On the other end of the spectrum, increased book production after the Renaissance led to a shortage of binding materials, and cheaper methods of binding came into use to meet growing demands. By the eighteenth century, simple paper wrappings had become a common cover for inexpensive pamphlets and small-format books, such as the almanac in fig. 3.³ This copy of the 1767 Almanach des Muses, a serial of French poetry published annually from the mid-eighteenth to the early nineteenth century, is comprised of seven quires with untrimmed edges sewn together and wrapped in decorated paper, which is glued to the first and last pages of the volume. The use of blue paper was often characteristic of French paper bindings.³  Unlike modern day book jackets, these paper coverings bear no relation to the text within. Since these bindings were not designed for longevity, they often do not survive intact or are removed when the books are rebound and the pages are trimmed.

The FSU Special Collections & Archives rare book collections run the gamut from medieval manuscripts bound in tooled leather with gilt edges to untrimmed almanacs wrapped in publishers’ scraps. Their value, form, and function may vary, but they all contribute to the same history. Prior to the mechanization of book production in the early 1800s, each book was constructed by hand, and, as such, each can be thought of as a miniature work of art, just waiting to be discovered.

Katherine Hoarn is a graduate assistant in Special Collections & Archives. She is working on her Master of Library and Information Science degree at Florida State University.

Notes

1. D. Pearson, English bookbinding styles 1450-1800, London, 2005, p. 20-21

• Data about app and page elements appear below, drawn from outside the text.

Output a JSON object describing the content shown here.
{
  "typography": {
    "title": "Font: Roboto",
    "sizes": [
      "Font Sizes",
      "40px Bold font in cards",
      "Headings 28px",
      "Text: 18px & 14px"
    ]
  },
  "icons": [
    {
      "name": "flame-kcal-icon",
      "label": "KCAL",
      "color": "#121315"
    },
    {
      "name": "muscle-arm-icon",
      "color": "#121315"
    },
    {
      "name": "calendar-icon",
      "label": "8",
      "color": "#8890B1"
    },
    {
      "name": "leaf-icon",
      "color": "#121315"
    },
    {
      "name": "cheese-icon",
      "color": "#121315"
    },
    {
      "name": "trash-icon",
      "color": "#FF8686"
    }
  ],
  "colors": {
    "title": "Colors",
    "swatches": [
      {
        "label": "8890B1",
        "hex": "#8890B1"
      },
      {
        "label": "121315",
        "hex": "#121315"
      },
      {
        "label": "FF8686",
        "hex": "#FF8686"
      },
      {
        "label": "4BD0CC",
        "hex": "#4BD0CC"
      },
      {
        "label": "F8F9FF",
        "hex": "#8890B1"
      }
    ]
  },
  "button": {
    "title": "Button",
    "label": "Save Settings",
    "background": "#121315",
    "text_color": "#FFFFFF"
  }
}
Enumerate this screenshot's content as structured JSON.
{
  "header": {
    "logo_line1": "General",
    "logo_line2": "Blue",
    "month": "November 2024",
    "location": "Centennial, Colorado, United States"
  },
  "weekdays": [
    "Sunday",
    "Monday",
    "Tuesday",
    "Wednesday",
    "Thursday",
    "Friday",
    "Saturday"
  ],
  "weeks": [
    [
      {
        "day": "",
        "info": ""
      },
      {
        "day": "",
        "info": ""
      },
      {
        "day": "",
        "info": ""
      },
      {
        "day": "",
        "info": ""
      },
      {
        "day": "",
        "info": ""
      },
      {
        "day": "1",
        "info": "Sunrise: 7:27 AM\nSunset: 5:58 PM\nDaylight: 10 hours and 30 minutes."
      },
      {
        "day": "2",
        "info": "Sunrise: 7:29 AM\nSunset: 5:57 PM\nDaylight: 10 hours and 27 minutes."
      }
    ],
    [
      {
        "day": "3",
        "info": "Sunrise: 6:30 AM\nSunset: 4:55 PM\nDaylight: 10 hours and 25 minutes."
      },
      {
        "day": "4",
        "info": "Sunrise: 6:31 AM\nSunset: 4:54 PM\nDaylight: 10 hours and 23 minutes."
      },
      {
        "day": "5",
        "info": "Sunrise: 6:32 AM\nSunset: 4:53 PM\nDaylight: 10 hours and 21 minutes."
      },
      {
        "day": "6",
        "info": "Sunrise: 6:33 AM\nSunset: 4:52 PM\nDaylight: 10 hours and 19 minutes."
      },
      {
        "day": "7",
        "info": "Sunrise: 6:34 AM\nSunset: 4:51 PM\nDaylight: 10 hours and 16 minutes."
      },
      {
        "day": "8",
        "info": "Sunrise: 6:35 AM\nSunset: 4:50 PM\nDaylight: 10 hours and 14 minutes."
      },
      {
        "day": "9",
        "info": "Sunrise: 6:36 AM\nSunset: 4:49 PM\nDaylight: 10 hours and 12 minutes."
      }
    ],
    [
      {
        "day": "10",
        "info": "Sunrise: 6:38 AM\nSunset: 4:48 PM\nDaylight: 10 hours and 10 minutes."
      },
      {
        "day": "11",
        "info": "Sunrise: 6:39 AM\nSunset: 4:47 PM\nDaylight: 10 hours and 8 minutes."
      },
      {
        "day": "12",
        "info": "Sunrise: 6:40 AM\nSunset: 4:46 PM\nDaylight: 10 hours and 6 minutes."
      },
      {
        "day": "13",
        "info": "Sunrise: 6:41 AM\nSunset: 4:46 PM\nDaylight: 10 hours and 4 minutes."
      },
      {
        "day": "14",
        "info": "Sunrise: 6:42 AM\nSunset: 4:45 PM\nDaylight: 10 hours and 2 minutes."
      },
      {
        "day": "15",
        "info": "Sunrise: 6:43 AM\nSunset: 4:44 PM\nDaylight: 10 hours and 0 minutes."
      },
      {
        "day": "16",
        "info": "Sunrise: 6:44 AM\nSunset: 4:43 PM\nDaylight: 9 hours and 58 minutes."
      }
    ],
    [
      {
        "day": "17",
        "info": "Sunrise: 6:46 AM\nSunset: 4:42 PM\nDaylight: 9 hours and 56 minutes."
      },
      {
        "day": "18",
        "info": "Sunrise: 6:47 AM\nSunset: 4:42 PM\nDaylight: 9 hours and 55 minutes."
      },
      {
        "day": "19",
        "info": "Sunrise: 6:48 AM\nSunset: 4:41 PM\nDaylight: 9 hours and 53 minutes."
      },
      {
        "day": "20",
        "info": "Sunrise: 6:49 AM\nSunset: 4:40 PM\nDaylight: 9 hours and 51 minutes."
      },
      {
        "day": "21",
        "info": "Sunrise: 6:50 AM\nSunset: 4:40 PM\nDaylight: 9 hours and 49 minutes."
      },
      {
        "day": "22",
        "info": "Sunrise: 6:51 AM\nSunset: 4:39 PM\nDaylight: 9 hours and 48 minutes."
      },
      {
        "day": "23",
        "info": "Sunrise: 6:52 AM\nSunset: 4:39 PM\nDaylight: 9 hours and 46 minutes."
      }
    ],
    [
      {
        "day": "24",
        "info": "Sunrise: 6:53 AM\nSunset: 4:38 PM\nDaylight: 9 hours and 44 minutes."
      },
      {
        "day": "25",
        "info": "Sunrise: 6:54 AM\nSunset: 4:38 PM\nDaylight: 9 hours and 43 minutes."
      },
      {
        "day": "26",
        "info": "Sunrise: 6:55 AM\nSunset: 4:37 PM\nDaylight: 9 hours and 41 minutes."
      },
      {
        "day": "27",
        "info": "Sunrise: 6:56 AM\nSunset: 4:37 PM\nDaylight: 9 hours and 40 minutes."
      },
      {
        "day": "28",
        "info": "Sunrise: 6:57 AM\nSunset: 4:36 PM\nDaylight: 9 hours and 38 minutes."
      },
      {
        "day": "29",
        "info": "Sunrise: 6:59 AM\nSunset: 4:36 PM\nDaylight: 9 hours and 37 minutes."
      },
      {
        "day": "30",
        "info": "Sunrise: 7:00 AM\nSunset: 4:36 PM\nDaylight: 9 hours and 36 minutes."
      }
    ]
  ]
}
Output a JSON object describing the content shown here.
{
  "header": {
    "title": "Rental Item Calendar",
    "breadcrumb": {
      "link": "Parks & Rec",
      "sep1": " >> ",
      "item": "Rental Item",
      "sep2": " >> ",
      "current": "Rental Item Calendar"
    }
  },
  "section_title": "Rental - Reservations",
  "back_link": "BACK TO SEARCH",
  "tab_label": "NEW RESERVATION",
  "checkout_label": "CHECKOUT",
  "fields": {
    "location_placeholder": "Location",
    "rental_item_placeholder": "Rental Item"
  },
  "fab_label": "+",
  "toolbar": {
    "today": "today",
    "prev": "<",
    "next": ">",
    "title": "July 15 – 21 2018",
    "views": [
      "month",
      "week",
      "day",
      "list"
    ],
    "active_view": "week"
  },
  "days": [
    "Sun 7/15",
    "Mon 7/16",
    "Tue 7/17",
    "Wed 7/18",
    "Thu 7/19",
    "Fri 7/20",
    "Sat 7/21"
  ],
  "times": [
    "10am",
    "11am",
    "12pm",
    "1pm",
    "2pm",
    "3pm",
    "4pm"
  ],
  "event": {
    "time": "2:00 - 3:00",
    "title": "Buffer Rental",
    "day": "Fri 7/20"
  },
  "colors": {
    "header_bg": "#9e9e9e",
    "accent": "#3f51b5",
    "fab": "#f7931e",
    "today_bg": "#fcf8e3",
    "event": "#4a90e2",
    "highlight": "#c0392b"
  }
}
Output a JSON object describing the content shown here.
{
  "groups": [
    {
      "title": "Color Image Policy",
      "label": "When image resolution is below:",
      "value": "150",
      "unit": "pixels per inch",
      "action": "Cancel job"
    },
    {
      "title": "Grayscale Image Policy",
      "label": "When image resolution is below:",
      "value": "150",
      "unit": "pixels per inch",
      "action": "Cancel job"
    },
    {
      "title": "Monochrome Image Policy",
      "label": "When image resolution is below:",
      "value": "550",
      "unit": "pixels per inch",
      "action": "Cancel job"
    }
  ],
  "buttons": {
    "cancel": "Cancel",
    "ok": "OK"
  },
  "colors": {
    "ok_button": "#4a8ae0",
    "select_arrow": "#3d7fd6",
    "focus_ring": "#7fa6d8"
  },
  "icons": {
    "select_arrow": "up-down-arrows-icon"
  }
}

2. P. Needham, Twelve centuries of bookbindings 400-1600, New York, 1979, p. 107.

3. M. Lock, Bookbinding materials and techniques 1700-1920, Toronto, 2003, p. 48.